[Exercise]: The answer must be a single number, namely how many lines in the entries below contain the string "date".

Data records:

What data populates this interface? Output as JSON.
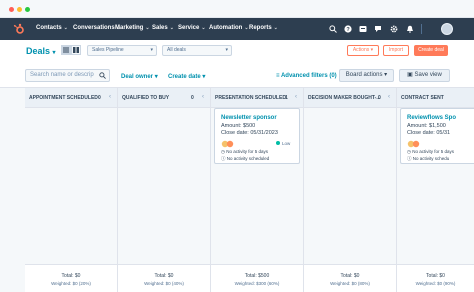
{
  "nav": {
    "items": [
      {
        "label": "Contacts"
      },
      {
        "label": "Conversations"
      },
      {
        "label": "Marketing"
      },
      {
        "label": "Sales"
      },
      {
        "label": "Service"
      },
      {
        "label": "Automation"
      },
      {
        "label": "Reports"
      }
    ],
    "icons": [
      "search-icon",
      "help-icon",
      "marketplace-icon",
      "notifications-settings-icon",
      "settings-icon",
      "bell-icon"
    ]
  },
  "header": {
    "title": "Deals",
    "pipeline": "Sales Pipeline",
    "deals_filter": "All deals",
    "actions_label": "Actions",
    "import_label": "Import",
    "create_label": "Create deal"
  },
  "filters": {
    "search_placeholder": "Search name or descrip",
    "deal_owner": "Deal owner",
    "create_date": "Create date",
    "advanced": "Advanced filters (0)",
    "board_actions": "Board actions",
    "save_view": "Save view"
  },
  "columns": [
    {
      "name": "APPOINTMENT SCHEDULED",
      "count": "0",
      "total": "Total: $0",
      "weighted": "Weighted: $0 (20%)"
    },
    {
      "name": "QUALIFIED TO BUY",
      "count": "0",
      "total": "Total: $0",
      "weighted": "Weighted: $0 (40%)"
    },
    {
      "name": "PRESENTATION SCHEDULED",
      "count": "1",
      "total": "Total: $500",
      "weighted": "Weighted: $300 (60%)"
    },
    {
      "name": "DECISION MAKER BOUGHT-...",
      "count": "0",
      "total": "Total: $0",
      "weighted": "Weighted: $0 (80%)"
    },
    {
      "name": "CONTRACT SENT",
      "count": "",
      "total": "Total: $0",
      "weighted": "Weighted: $0 (90%)"
    }
  ],
  "cards": [
    {
      "name": "Newsletter sponsor",
      "amount": "Amount: $500",
      "close_date": "Close date: 05/31/2023",
      "priority": "Low",
      "activity": "No activity for 5 days",
      "scheduled": "No activity scheduled"
    },
    {
      "name": "Reviewflows Spo",
      "amount": "Amount: $1,500",
      "close_date": "Close date: 05/31",
      "priority": "",
      "activity": "No activity for 5 days",
      "scheduled": "No activity schedu"
    }
  ],
  "colors": {
    "nav_bg": "#2d3e50",
    "accent": "#ff7a59",
    "link": "#0091ae",
    "board_bg": "#f5f8fa"
  }
}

[Finished exercise]: 3